REQUIRED WORK:
Among the lines of the material, copy those that hold the string "from".

--- SOURCE INFORMATION ---

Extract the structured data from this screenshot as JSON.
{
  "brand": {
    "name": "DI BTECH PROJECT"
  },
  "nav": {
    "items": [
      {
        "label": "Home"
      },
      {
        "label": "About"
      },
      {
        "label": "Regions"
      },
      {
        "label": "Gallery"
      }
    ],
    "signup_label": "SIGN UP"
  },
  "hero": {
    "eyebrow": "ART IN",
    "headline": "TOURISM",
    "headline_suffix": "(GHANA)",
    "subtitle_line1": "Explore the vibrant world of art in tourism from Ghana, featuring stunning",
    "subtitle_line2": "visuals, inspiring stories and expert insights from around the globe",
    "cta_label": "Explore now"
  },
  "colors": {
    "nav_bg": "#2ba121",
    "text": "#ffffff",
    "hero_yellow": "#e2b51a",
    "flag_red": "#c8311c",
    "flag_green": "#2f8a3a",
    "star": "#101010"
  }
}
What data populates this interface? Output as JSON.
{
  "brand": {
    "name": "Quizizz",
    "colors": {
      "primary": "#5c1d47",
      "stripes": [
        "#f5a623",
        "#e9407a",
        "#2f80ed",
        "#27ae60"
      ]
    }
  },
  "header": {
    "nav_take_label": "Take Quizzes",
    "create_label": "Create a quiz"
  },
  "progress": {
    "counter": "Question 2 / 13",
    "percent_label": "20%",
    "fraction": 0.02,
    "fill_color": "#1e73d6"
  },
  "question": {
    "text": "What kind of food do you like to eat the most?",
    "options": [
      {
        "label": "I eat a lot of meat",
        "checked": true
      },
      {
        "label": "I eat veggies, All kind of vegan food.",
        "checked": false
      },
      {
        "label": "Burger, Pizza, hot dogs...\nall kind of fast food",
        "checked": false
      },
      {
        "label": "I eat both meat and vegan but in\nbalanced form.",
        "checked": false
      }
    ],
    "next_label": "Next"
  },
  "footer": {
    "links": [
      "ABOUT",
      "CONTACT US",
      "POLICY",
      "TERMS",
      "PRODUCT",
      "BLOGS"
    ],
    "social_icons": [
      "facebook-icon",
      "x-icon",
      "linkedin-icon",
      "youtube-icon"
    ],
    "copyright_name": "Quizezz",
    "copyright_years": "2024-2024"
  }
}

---

OUTPUT:
Extract the structured data from this screenshot as JSON.
    "subtitle_line1": "Explore the vibrant world of art in tourism from Ghana, featuring stunning",
    "subtitle_line2": "visuals, inspiring stories and expert insights from around the globe",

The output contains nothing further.